So at this point, nobody can really say whether a government subsidy will be enough to make health insurance truly affordable.
Now, the federal health law tries to discourage bigger businesses like Jensen’s from dropping employee coverage and sending everybody to subsidized insurance exchanges. He’d be fined about $2,000 per employee if he does. But Jensen says, even with that penalty, his business still might save money by dropping its employee health plan.
Where Jensen is optimistic, the owners of another Colorado business are convinced that exchanges are going to fail.

JB MINIATURES CO-OWNER NANCY RUMFELDT: I don’t see how it could work for business. I think businesses have bought into the fear factor stuff that’s flying out around there, and they’re so afraid of these rising costs that I think that they’re grasping at any solution.

REPORTER: Nancy Rumfeldt owns JB Miniatures with her husband Robert. They manufacture the little buildings and props that model railroaders and war gamers use. The Rumfeldts are Tea Party activists who’ve campaigned against the federal health law, and Colorado’s insurance exchange. They say it’s not government’s job to fix businesses’ health care problems. They think it’s crazy that businesses are supposed to be on the hook for employee health insurance in the first place.
Robert Rumfeldt.

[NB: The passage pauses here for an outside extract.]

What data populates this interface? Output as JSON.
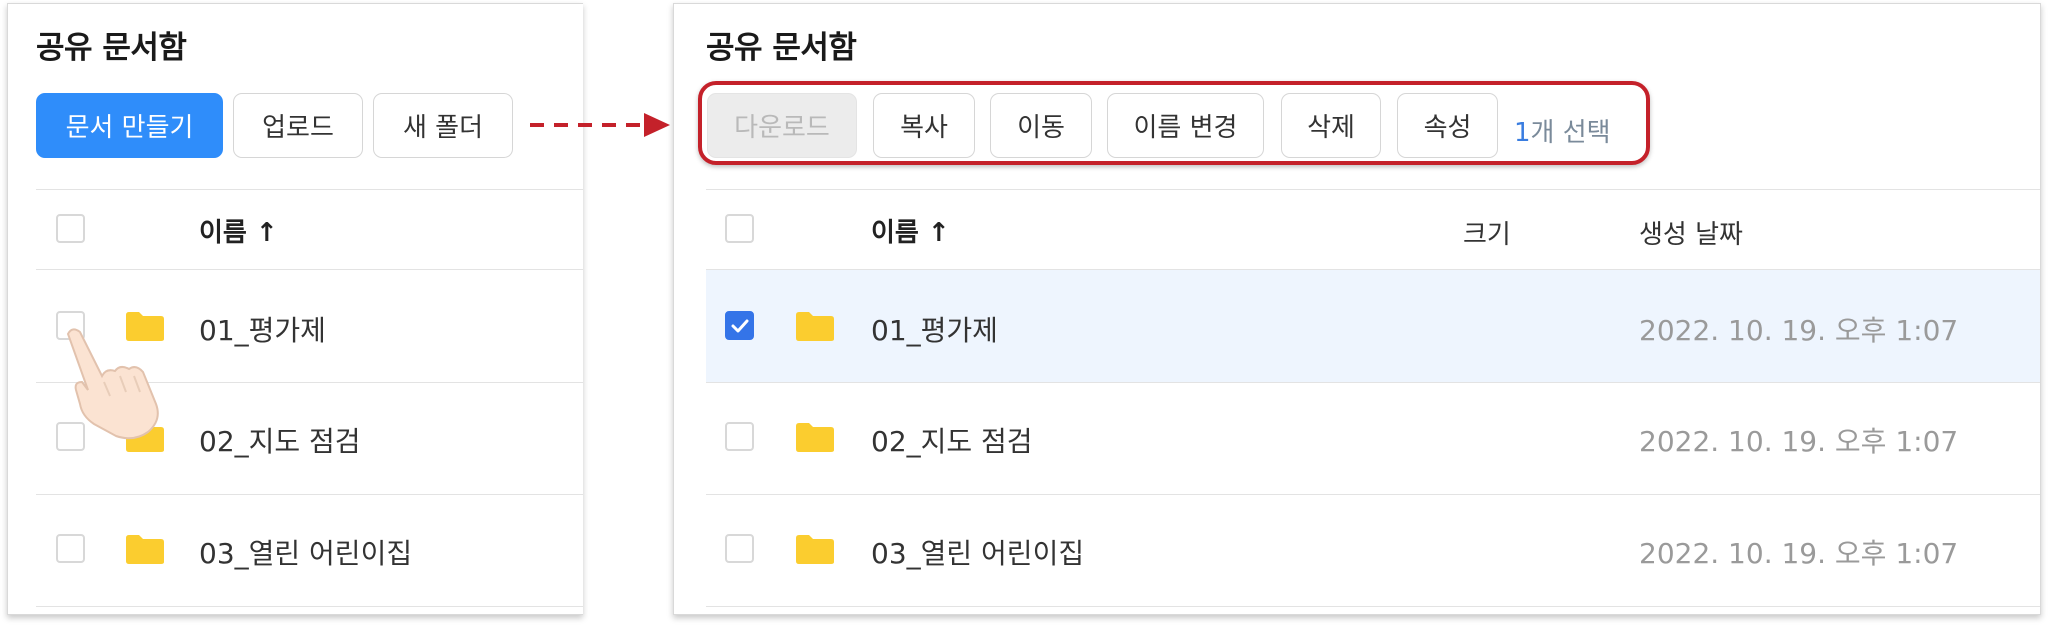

JB MINIATURES CO-OWNER ROBERT RUMFELDT: Our philosophy is to empower the individual.

REPORTER: The Rumfeldts say they use the money they save not buying company health insurance to pay their workers more, and let them shop for insurance on their own.
But even so, they don’t think government should create an exchange for that, and certainly not one with government subsidies.

ROBERT RUMFELDT: Can the country even afford this? And I think the answer to that is no.

REPORTER: The Rumfeldts’ opposition to Colorado’s exchange puts them outside the Colorado business mainstream, or at least outside the state’s most prominent business groups. Those groups helped pass the law that sets up Colorado’s exchange in the legislature last spring.
But there’s still significant conservative opposition to exchanges, especially the government subsidies part.
Jeff Jensen, the tractor dealer, says he can understand that. But he says Americans are already subsidizing businesses health benefits by paying more for goods and services. He says, by his rough estimate, the exchange has the potential to save his company a million dollars a year.

JENSEN: If our costs go down, eventually that is reflected in lower pricing to our customers.

REPORTER: Whether a health insurance exchange will really offer Colorado businesses relief, depends on all kinds of details that the legislative subcommittee starts looking at started looking at today. The federal government wants states have all those issues worked out, and exchanges up and running by January first, 2014.

[Photo: Eric Whitney]